An API, or application programming interface, is a set of rules that determines how programs can interact with one another. These rules allow programmers to design their programs to work together for a cohesive experience.
Calvin Tan, a Front-End Web Development instructor at GA Singapore, says, “CSS, which stands for Cascading Style Sheets, is the language that sets the appearance of a website, including its fonts, color, and layout. It is a companion to the HTML language: HTML provides the content of a website, and CSS enhances the styling of the HTML content. Besides being used to create visually engaging websites, CSS is often used to enhance the aesthetics of user interfaces for web and mobile applications.

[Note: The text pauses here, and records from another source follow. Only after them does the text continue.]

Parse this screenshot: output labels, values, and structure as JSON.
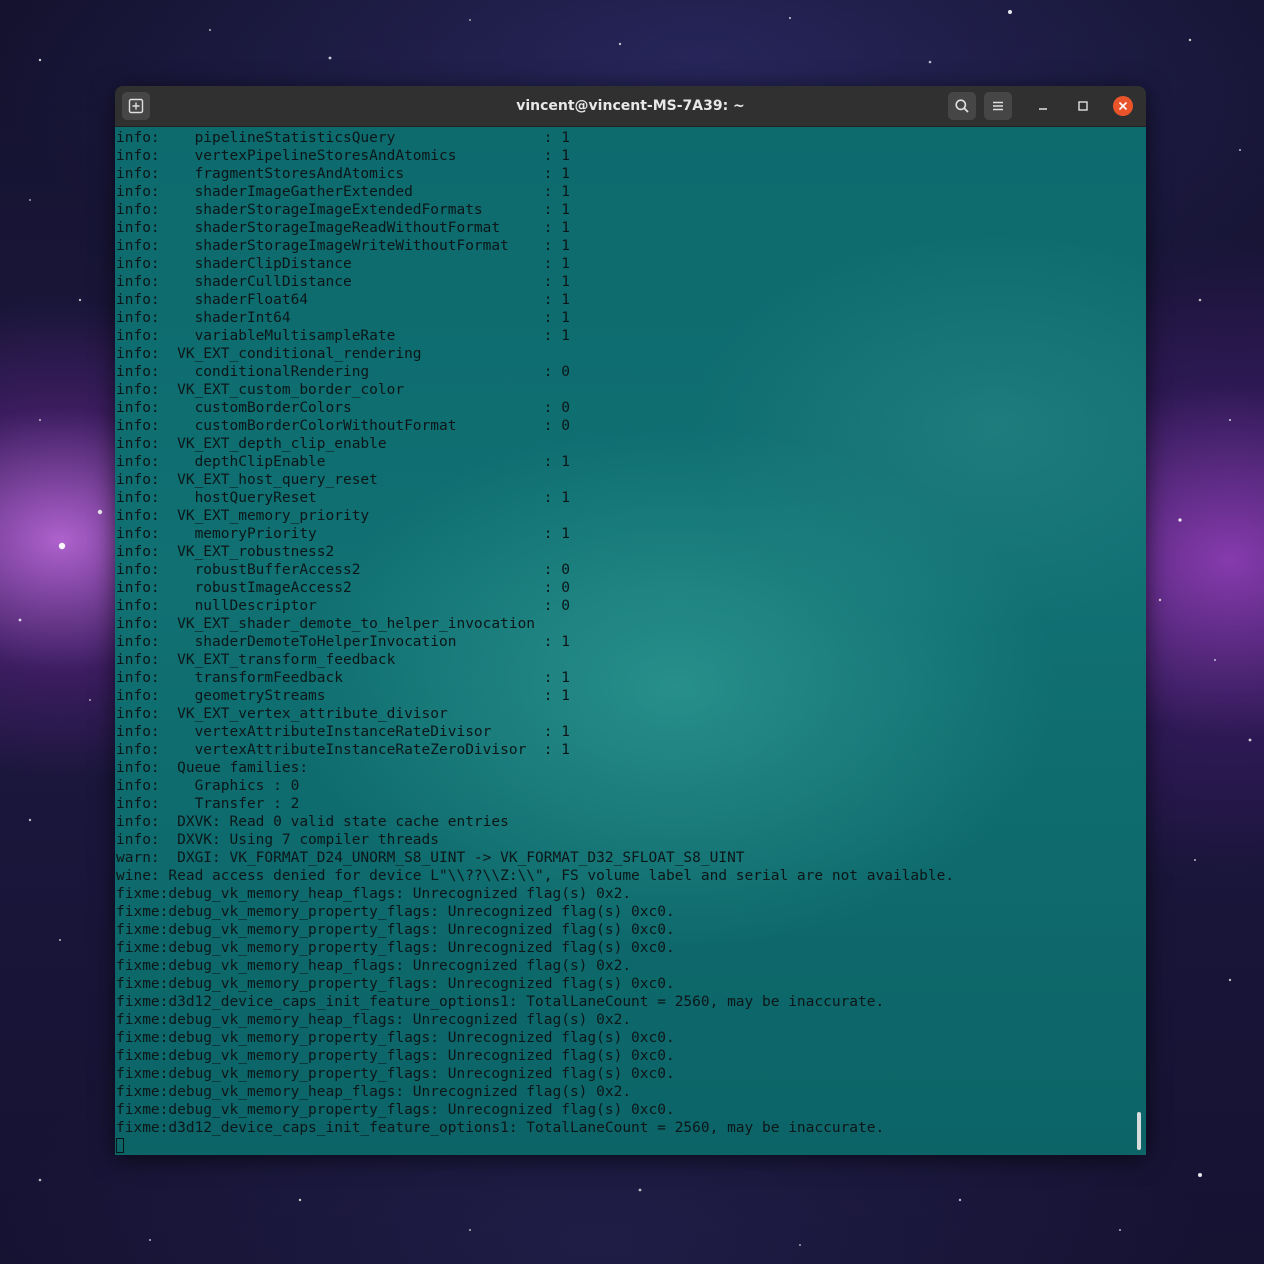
{
  "window": {
    "title": "vincent@vincent-MS-7A39: ~"
  },
  "icons": {
    "new_tab": "new-tab-icon",
    "search": "search-icon",
    "menu": "hamburger-menu-icon",
    "minimize": "minimize-icon",
    "maximize": "maximize-icon",
    "close": "close-icon"
  },
  "colors": {
    "close_button": "#e9542a",
    "terminal_bg": "#0e6b6e",
    "terminal_text": "#0c1618",
    "titlebar": "#303030"
  },
  "terminal": {
    "lines": [
      "info:    pipelineStatisticsQuery                 : 1",
      "info:    vertexPipelineStoresAndAtomics          : 1",
      "info:    fragmentStoresAndAtomics                : 1",
      "info:    shaderImageGatherExtended               : 1",
      "info:    shaderStorageImageExtendedFormats       : 1",
      "info:    shaderStorageImageReadWithoutFormat     : 1",
      "info:    shaderStorageImageWriteWithoutFormat    : 1",
      "info:    shaderClipDistance                      : 1",
      "info:    shaderCullDistance                      : 1",
      "info:    shaderFloat64                           : 1",
      "info:    shaderInt64                             : 1",
      "info:    variableMultisampleRate                 : 1",
      "info:  VK_EXT_conditional_rendering",
      "info:    conditionalRendering                    : 0",
      "info:  VK_EXT_custom_border_color",
      "info:    customBorderColors                      : 0",
      "info:    customBorderColorWithoutFormat          : 0",
      "info:  VK_EXT_depth_clip_enable",
      "info:    depthClipEnable                         : 1",
      "info:  VK_EXT_host_query_reset",
      "info:    hostQueryReset                          : 1",
      "info:  VK_EXT_memory_priority",
      "info:    memoryPriority                          : 1",
      "info:  VK_EXT_robustness2",
      "info:    robustBufferAccess2                     : 0",
      "info:    robustImageAccess2                      : 0",
      "info:    nullDescriptor                          : 0",
      "info:  VK_EXT_shader_demote_to_helper_invocation",
      "info:    shaderDemoteToHelperInvocation          : 1",
      "info:  VK_EXT_transform_feedback",
      "info:    transformFeedback                       : 1",
      "info:    geometryStreams                         : 1",
      "info:  VK_EXT_vertex_attribute_divisor",
      "info:    vertexAttributeInstanceRateDivisor      : 1",
      "info:    vertexAttributeInstanceRateZeroDivisor  : 1",
      "info:  Queue families:",
      "info:    Graphics : 0",
      "info:    Transfer : 2",
      "info:  DXVK: Read 0 valid state cache entries",
      "info:  DXVK: Using 7 compiler threads",
      "warn:  DXGI: VK_FORMAT_D24_UNORM_S8_UINT -> VK_FORMAT_D32_SFLOAT_S8_UINT",
      "wine: Read access denied for device L\"\\\\??\\\\Z:\\\\\", FS volume label and serial are not available.",
      "fixme:debug_vk_memory_heap_flags: Unrecognized flag(s) 0x2.",
      "fixme:debug_vk_memory_property_flags: Unrecognized flag(s) 0xc0.",
      "fixme:debug_vk_memory_property_flags: Unrecognized flag(s) 0xc0.",
      "fixme:debug_vk_memory_property_flags: Unrecognized flag(s) 0xc0.",
      "fixme:debug_vk_memory_heap_flags: Unrecognized flag(s) 0x2.",
      "fixme:debug_vk_memory_property_flags: Unrecognized flag(s) 0xc0.",
      "fixme:d3d12_device_caps_init_feature_options1: TotalLaneCount = 2560, may be inaccurate.",
      "fixme:debug_vk_memory_heap_flags: Unrecognized flag(s) 0x2.",
      "fixme:debug_vk_memory_property_flags: Unrecognized flag(s) 0xc0.",
      "fixme:debug_vk_memory_property_flags: Unrecognized flag(s) 0xc0.",
      "fixme:debug_vk_memory_property_flags: Unrecognized flag(s) 0xc0.",
      "fixme:debug_vk_memory_heap_flags: Unrecognized flag(s) 0x2.",
      "fixme:debug_vk_memory_property_flags: Unrecognized flag(s) 0xc0.",
      "fixme:d3d12_device_caps_init_feature_options1: TotalLaneCount = 2560, may be inaccurate."
    ]
  }
}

"In General Assembly’s part-time Front-End Web Development (FEWD) course, our full-time Web Development Immersive course, and our online HTML, CSS & Web Design course, students learn how to write CSS syntax and link it effectively with HTML files. We also break down the most commonly used CSS properties, such as styling of text and background images. Students learn how to style multiple elements or a smaller group of elements through the use of classes, IDs, advanced selectors, and pseudo-selectors, and delve into creating layouts by using margins and paddings, floats, and positioning using flexbox. By the end of these courses, students are equipped with a firm understanding of CSS and the ability to create a visually appealing, interactive website that responds to various mobile or tablet devices."

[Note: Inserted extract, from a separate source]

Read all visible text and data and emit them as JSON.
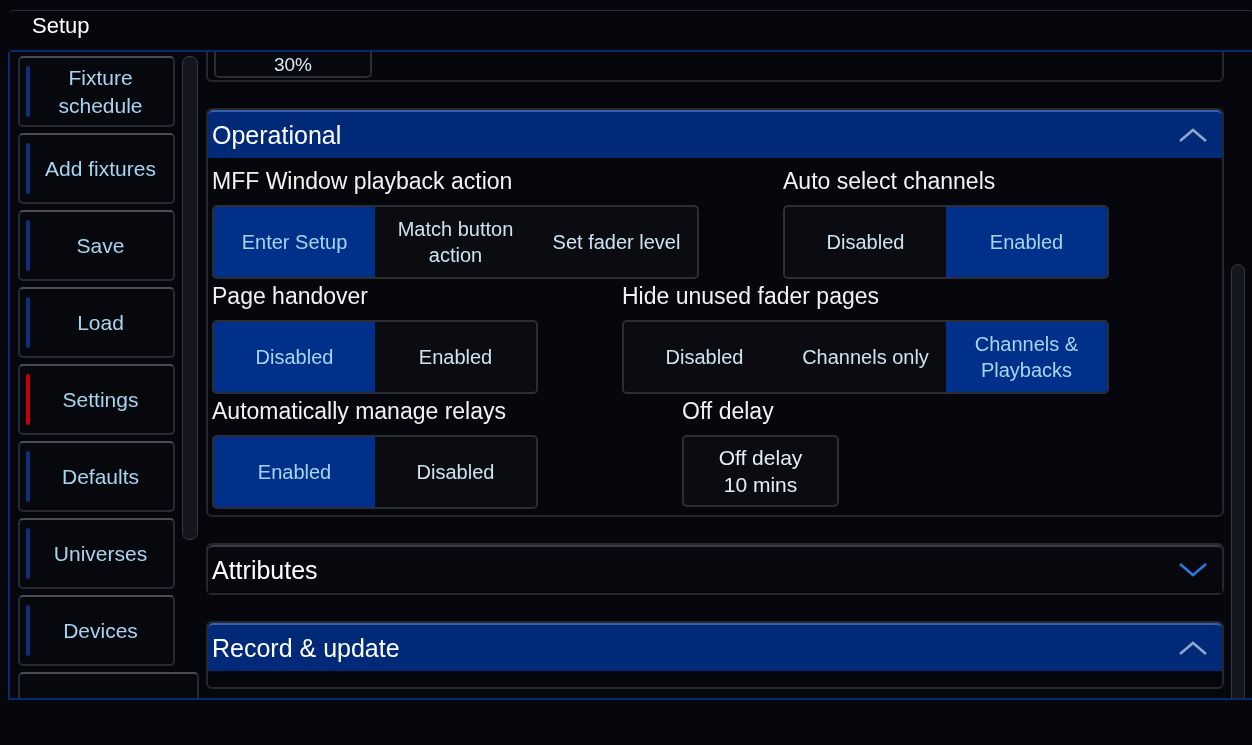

Phil Bolles, User Experience Design instructor at GA Washington, D.C., says, “Responsive web design — the design of layouts and hierarchies that preserve visual emphasis and change as a screen changes size — has reshaped the modern web. We now think of the web as a spectrum, a range of screen widths corresponding to a wide range of devices. A website shouldn’t care whether the user is viewing it on a phone, laptop, or flat-screen TV via a Playstation 4. Instead, a website should respond to its viewer’s screen width, preserve content structure even as the layout changes, and maintain readability at any size — all of which leads to a positive user experience.
“In GA’s full-time User Experience Design Immersive and part-time User Experience Design course, instructors frequently challenge students to think about how their digital products will look at different screen sizes and give them tips on maintaining visual priority. Recognizing that they can’t guarantee which device their audience uses, students learn to think of the web as fluid. When it comes to bringing responsive designs to life, you can learn the fundamentals in our part-time Front-End Web Development course or online HTML, CSS & Web Design course, or launch a career building seamless, responsive websites in GA’s full-time Web Development Immersive or Web Development Immersive Remote program.”
Read “A Beginner’s Guide to Responsive Design” by Phil Bolles.
Web browsers like Google Chrome, Apple Safari, and Mozilla Firefox are how ordinary users interact with website and web applications every day. Explore these “windows to the web,” and discover how computer code is transformed into visible content that we can interact with.